*Problem:* What you return should be every line of the material, unchanged.

*Supplied data:*
________

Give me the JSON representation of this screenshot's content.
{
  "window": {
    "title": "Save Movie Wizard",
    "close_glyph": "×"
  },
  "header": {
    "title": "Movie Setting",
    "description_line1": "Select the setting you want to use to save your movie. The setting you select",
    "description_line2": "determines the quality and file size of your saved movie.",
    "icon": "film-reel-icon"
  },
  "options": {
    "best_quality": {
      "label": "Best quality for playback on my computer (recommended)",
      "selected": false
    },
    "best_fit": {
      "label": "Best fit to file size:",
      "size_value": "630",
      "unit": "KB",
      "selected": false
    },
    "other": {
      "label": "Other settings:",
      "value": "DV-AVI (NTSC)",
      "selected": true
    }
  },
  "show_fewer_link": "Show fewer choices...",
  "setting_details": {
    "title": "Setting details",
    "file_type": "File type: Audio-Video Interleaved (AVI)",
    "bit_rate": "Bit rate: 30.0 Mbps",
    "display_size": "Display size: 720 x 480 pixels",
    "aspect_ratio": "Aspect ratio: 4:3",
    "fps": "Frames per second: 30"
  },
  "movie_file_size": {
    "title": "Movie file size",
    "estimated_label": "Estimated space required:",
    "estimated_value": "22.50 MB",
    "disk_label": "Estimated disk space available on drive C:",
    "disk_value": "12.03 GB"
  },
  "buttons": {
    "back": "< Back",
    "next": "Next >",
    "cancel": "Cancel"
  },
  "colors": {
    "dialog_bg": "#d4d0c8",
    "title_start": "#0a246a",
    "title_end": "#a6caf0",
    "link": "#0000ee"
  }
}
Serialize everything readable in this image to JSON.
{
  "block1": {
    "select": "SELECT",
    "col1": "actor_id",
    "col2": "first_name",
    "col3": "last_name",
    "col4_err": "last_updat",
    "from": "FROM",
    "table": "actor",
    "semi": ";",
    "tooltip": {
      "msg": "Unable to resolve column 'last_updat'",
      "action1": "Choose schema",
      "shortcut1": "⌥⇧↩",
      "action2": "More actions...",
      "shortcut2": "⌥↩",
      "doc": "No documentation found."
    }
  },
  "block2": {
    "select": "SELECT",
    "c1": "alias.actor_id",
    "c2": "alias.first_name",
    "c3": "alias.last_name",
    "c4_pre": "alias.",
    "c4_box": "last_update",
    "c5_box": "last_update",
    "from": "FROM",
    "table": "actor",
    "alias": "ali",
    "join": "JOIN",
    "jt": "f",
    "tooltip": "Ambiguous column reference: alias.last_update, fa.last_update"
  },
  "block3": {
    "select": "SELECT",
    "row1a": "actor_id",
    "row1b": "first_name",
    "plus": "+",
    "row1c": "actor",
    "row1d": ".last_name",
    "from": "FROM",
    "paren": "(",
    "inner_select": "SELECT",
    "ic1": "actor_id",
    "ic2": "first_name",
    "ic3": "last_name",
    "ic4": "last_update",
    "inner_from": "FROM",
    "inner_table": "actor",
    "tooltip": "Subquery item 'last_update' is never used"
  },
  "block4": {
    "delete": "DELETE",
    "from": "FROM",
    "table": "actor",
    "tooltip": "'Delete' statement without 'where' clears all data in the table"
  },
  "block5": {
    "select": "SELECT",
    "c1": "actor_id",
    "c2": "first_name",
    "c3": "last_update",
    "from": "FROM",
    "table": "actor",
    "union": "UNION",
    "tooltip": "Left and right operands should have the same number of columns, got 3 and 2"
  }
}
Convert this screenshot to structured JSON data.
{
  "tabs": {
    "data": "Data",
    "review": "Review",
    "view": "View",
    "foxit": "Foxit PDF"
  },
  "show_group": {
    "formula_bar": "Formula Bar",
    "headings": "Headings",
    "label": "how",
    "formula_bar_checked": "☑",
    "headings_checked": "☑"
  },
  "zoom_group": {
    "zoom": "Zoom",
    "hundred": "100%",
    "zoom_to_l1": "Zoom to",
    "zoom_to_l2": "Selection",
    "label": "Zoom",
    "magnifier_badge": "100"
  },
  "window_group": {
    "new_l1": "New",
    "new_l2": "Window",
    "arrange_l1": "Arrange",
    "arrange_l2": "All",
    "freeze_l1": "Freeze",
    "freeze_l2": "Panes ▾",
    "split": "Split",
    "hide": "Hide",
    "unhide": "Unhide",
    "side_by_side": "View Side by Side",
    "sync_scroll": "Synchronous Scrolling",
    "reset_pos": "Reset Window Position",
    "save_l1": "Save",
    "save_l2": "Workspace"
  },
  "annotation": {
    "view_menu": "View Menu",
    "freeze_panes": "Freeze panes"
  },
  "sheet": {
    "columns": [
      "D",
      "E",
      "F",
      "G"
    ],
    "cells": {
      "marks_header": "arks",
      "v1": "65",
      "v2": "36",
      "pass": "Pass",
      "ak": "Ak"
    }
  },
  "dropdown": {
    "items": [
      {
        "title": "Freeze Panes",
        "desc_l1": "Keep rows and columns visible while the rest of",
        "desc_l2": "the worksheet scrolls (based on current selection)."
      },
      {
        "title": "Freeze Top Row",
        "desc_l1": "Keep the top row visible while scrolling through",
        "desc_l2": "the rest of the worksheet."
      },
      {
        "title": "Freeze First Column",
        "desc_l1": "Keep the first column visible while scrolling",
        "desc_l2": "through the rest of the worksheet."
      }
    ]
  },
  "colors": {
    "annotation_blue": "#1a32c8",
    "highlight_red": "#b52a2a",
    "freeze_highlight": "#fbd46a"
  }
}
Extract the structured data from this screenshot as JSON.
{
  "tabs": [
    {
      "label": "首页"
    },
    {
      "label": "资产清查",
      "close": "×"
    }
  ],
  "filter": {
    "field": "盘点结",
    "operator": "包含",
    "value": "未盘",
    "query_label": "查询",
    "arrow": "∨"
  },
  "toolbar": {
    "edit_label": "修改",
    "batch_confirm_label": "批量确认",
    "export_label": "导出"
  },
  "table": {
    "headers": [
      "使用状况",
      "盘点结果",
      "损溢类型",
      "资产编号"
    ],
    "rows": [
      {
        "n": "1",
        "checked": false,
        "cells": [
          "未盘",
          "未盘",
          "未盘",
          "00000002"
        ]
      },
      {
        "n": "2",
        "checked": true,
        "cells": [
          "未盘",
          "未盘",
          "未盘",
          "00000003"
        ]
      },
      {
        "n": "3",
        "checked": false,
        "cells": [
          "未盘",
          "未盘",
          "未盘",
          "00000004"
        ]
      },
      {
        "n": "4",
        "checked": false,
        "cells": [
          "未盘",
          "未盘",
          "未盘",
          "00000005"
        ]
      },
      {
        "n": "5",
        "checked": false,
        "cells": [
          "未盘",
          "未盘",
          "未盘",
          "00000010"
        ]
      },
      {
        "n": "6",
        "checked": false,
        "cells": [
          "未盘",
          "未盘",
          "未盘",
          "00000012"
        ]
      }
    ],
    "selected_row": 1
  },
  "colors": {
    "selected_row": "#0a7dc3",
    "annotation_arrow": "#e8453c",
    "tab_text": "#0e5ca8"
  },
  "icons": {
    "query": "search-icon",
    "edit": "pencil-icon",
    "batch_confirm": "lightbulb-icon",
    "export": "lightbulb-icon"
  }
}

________

*Exercise result:*
Give me the JSON representation of this screenshot's content.
{
  "window": {
    "title": "Save Movie Wizard",
    "close_glyph": "×"
  },
  "header": {
    "title": "Movie Setting",
    "description_line1": "Select the setting you want to use to save your movie. The setting you select",
    "description_line2": "determines the quality and file size of your saved movie.",
    "icon": "film-reel-icon"
  },
  "options": {
    "best_quality": {
      "label": "Best quality for playback on my computer (recommended)",
      "selected": false
    },
    "best_fit": {
      "label": "Best fit to file size:",
      "size_value": "630",
      "unit": "KB",
      "selected": false
    },
    "other": {
      "label": "Other settings:",
      "value": "DV-AVI (NTSC)",
      "selected": true
    }
  },
  "show_fewer_link": "Show fewer choices...",
  "setting_details": {
    "title": "Setting details",
    "file_type": "File type: Audio-Video Interleaved (AVI)",
    "bit_rate": "Bit rate: 30.0 Mbps",
    "display_size": "Display size: 720 x 480 pixels",
    "aspect_ratio": "Aspect ratio: 4:3",
    "fps": "Frames per second: 30"
  },
  "movie_file_size": {
    "title": "Movie file size",
    "estimated_label": "Estimated space required:",
    "estimated_value": "22.50 MB",
    "disk_label": "Estimated disk space available on drive C:",
    "disk_value": "12.03 GB"
  },
  "buttons": {
    "back": "< Back",
    "next": "Next >",
    "cancel": "Cancel"
  },
  "colors": {
    "dialog_bg": "#d4d0c8",
    "title_start": "#0a246a",
    "title_end": "#a6caf0",
    "link": "#0000ee"
  }
}
Serialize everything readable in this image to JSON.
{
  "block1": {
    "select": "SELECT",
    "col1": "actor_id",
    "col2": "first_name",
    "col3": "last_name",
    "col4_err": "last_updat",
    "from": "FROM",
    "table": "actor",
    "semi": ";",
    "tooltip": {
      "msg": "Unable to resolve column 'last_updat'",
      "action1": "Choose schema",
      "shortcut1": "⌥⇧↩",
      "action2": "More actions...",
      "shortcut2": "⌥↩",
      "doc": "No documentation found."
    }
  },
  "block2": {
    "select": "SELECT",
    "c1": "alias.actor_id",
    "c2": "alias.first_name",
    "c3": "alias.last_name",
    "c4_pre": "alias.",
    "c4_box": "last_update",
    "c5_box": "last_update",
    "from": "FROM",
    "table": "actor",
    "alias": "ali",
    "join": "JOIN",
    "jt": "f",
    "tooltip": "Ambiguous column reference: alias.last_update, fa.last_update"
  },
  "block3": {
    "select": "SELECT",
    "row1a": "actor_id",
    "row1b": "first_name",
    "plus": "+",
    "row1c": "actor",
    "row1d": ".last_name",
    "from": "FROM",
    "paren": "(",
    "inner_select": "SELECT",
    "ic1": "actor_id",
    "ic2": "first_name",
    "ic3": "last_name",
    "ic4": "last_update",
    "inner_from": "FROM",
    "inner_table": "actor",
    "tooltip": "Subquery item 'last_update' is never used"
  },
  "block4": {
    "delete": "DELETE",
    "from": "FROM",
    "table": "actor",
    "tooltip": "'Delete' statement without 'where' clears all data in the table"
  },
  "block5": {
    "select": "SELECT",
    "c1": "actor_id",
    "c2": "first_name",
    "c3": "last_update",
    "from": "FROM",
    "table": "actor",
    "union": "UNION",
    "tooltip": "Left and right operands should have the same number of columns, got 3 and 2"
  }
}
Convert this screenshot to structured JSON data.
{
  "tabs": {
    "data": "Data",
    "review": "Review",
    "view": "View",
    "foxit": "Foxit PDF"
  },
  "show_group": {
    "formula_bar": "Formula Bar",
    "headings": "Headings",
    "label": "how",
    "formula_bar_checked": "☑",
    "headings_checked": "☑"
  },
  "zoom_group": {
    "zoom": "Zoom",
    "hundred": "100%",
    "zoom_to_l1": "Zoom to",
    "zoom_to_l2": "Selection",
    "label": "Zoom",
    "magnifier_badge": "100"
  },
  "window_group": {
    "new_l1": "New",
    "new_l2": "Window",
    "arrange_l1": "Arrange",
    "arrange_l2": "All",
    "freeze_l1": "Freeze",
    "freeze_l2": "Panes ▾",
    "split": "Split",
    "hide": "Hide",
    "unhide": "Unhide",
    "side_by_side": "View Side by Side",
    "sync_scroll": "Synchronous Scrolling",
    "reset_pos": "Reset Window Position",
    "save_l1": "Save",
    "save_l2": "Workspace"
  },
  "annotation": {
    "view_menu": "View Menu",
    "freeze_panes": "Freeze panes"
  },
  "sheet": {
    "columns": [
      "D",
      "E",
      "F",
      "G"
    ],
    "cells": {
      "marks_header": "arks",
      "v1": "65",
      "v2": "36",
      "pass": "Pass",
      "ak": "Ak"
    }
  },
  "dropdown": {
    "items": [
      {
        "title": "Freeze Panes",
        "desc_l1": "Keep rows and columns visible while the rest of",
        "desc_l2": "the worksheet scrolls (based on current selection)."
      },
      {
        "title": "Freeze Top Row",
        "desc_l1": "Keep the top row visible while scrolling through",
        "desc_l2": "the rest of the worksheet."
      },
      {
        "title": "Freeze First Column",
        "desc_l1": "Keep the first column visible while scrolling",
        "desc_l2": "through the rest of the worksheet."
      }
    ]
  },
  "colors": {
    "annotation_blue": "#1a32c8",
    "highlight_red": "#b52a2a",
    "freeze_highlight": "#fbd46a"
  }
}
Extract the structured data from this screenshot as JSON.
{
  "tabs": [
    {
      "label": "首页"
    },
    {
      "label": "资产清查",
      "close": "×"
    }
  ],
  "filter": {
    "field": "盘点结",
    "operator": "包含",
    "value": "未盘",
    "query_label": "查询",
    "arrow": "∨"
  },
  "toolbar": {
    "edit_label": "修改",
    "batch_confirm_label": "批量确认",
    "export_label": "导出"
  },
  "table": {
    "headers": [
      "使用状况",
      "盘点结果",
      "损溢类型",
      "资产编号"
    ],
    "rows": [
      {
        "n": "1",
        "checked": false,
        "cells": [
          "未盘",
          "未盘",
          "未盘",
          "00000002"
        ]
      },
      {
        "n": "2",
        "checked": true,
        "cells": [
          "未盘",
          "未盘",
          "未盘",
          "00000003"
        ]
      },
      {
        "n": "3",
        "checked": false,
        "cells": [
          "未盘",
          "未盘",
          "未盘",
          "00000004"
        ]
      },
      {
        "n": "4",
        "checked": false,
        "cells": [
          "未盘",
          "未盘",
          "未盘",
          "00000005"
        ]
      },
      {
        "n": "5",
        "checked": false,
        "cells": [
          "未盘",
          "未盘",
          "未盘",
          "00000010"
        ]
      },
      {
        "n": "6",
        "checked": false,
        "cells": [
          "未盘",
          "未盘",
          "未盘",
          "00000012"
        ]
      }
    ],
    "selected_row": 1
  },
  "colors": {
    "selected_row": "#0a7dc3",
    "annotation_arrow": "#e8453c",
    "tab_text": "#0e5ca8"
  },
  "icons": {
    "query": "search-icon",
    "edit": "pencil-icon",
    "batch_confirm": "lightbulb-icon",
    "export": "lightbulb-icon"
  }
}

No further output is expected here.